◆ **What is required**
From the first line to the last, write out the records exactly.

◆ **Entries supplied**
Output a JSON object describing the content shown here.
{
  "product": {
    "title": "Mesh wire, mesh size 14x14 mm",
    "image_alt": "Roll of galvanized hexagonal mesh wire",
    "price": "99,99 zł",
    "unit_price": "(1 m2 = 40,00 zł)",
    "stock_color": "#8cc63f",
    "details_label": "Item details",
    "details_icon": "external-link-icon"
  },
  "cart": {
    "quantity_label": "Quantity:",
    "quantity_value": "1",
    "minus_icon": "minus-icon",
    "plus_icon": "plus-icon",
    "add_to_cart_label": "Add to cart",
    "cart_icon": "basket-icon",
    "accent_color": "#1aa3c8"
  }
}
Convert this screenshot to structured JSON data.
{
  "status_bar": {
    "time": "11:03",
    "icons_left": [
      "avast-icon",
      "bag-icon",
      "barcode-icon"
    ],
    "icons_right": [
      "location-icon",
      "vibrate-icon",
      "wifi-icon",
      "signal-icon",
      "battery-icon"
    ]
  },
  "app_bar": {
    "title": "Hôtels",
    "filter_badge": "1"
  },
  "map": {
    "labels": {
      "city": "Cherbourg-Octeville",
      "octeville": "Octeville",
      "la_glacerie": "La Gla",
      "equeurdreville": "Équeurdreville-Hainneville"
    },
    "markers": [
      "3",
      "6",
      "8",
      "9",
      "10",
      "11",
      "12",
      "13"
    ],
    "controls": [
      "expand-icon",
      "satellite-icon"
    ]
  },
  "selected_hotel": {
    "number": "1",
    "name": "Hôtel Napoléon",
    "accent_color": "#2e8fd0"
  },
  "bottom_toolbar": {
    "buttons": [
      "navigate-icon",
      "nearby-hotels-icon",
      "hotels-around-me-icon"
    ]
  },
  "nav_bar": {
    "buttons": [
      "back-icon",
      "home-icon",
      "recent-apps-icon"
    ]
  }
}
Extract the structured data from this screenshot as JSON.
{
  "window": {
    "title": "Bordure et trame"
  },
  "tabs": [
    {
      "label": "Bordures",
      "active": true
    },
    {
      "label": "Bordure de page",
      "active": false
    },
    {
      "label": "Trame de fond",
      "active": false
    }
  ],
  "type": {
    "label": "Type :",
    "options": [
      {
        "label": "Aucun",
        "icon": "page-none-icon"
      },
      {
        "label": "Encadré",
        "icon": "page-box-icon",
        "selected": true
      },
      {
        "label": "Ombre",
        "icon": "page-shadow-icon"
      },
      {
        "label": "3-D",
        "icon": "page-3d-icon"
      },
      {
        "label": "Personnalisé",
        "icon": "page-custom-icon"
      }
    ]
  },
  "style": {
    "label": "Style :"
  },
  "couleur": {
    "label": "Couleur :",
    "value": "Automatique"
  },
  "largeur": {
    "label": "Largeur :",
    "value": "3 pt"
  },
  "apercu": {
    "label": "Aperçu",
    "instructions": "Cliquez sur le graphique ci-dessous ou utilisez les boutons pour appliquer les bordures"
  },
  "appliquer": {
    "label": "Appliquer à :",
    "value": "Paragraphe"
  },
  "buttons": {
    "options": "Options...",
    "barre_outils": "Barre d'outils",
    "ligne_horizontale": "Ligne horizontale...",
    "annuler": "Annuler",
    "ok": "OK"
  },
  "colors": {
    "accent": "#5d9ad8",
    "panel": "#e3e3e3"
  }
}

◆ **Exercise response**
Output a JSON object describing the content shown here.
{
  "product": {
    "title": "Mesh wire, mesh size 14x14 mm",
    "image_alt": "Roll of galvanized hexagonal mesh wire",
    "price": "99,99 zł",
    "unit_price": "(1 m2 = 40,00 zł)",
    "stock_color": "#8cc63f",
    "details_label": "Item details",
    "details_icon": "external-link-icon"
  },
  "cart": {
    "quantity_label": "Quantity:",
    "quantity_value": "1",
    "minus_icon": "minus-icon",
    "plus_icon": "plus-icon",
    "add_to_cart_label": "Add to cart",
    "cart_icon": "basket-icon",
    "accent_color": "#1aa3c8"
  }
}
Convert this screenshot to structured JSON data.
{
  "status_bar": {
    "time": "11:03",
    "icons_left": [
      "avast-icon",
      "bag-icon",
      "barcode-icon"
    ],
    "icons_right": [
      "location-icon",
      "vibrate-icon",
      "wifi-icon",
      "signal-icon",
      "battery-icon"
    ]
  },
  "app_bar": {
    "title": "Hôtels",
    "filter_badge": "1"
  },
  "map": {
    "labels": {
      "city": "Cherbourg-Octeville",
      "octeville": "Octeville",
      "la_glacerie": "La Gla",
      "equeurdreville": "Équeurdreville-Hainneville"
    },
    "markers": [
      "3",
      "6",
      "8",
      "9",
      "10",
      "11",
      "12",
      "13"
    ],
    "controls": [
      "expand-icon",
      "satellite-icon"
    ]
  },
  "selected_hotel": {
    "number": "1",
    "name": "Hôtel Napoléon",
    "accent_color": "#2e8fd0"
  },
  "bottom_toolbar": {
    "buttons": [
      "navigate-icon",
      "nearby-hotels-icon",
      "hotels-around-me-icon"
    ]
  },
  "nav_bar": {
    "buttons": [
      "back-icon",
      "home-icon",
      "recent-apps-icon"
    ]
  }
}
Extract the structured data from this screenshot as JSON.
{
  "window": {
    "title": "Bordure et trame"
  },
  "tabs": [
    {
      "label": "Bordures",
      "active": true
    },
    {
      "label": "Bordure de page",
      "active": false
    },
    {
      "label": "Trame de fond",
      "active": false
    }
  ],
  "type": {
    "label": "Type :",
    "options": [
      {
        "label": "Aucun",
        "icon": "page-none-icon"
      },
      {
        "label": "Encadré",
        "icon": "page-box-icon",
        "selected": true
      },
      {
        "label": "Ombre",
        "icon": "page-shadow-icon"
      },
      {
        "label": "3-D",
        "icon": "page-3d-icon"
      },
      {
        "label": "Personnalisé",
        "icon": "page-custom-icon"
      }
    ]
  },
  "style": {
    "label": "Style :"
  },
  "couleur": {
    "label": "Couleur :",
    "value": "Automatique"
  },
  "largeur": {
    "label": "Largeur :",
    "value": "3 pt"
  },
  "apercu": {
    "label": "Aperçu",
    "instructions": "Cliquez sur le graphique ci-dessous ou utilisez les boutons pour appliquer les bordures"
  },
  "appliquer": {
    "label": "Appliquer à :",
    "value": "Paragraphe"
  },
  "buttons": {
    "options": "Options...",
    "barre_outils": "Barre d'outils",
    "ligne_horizontale": "Ligne horizontale...",
    "annuler": "Annuler",
    "ok": "OK"
  },
  "colors": {
    "accent": "#5d9ad8",
    "panel": "#e3e3e3"
  }
}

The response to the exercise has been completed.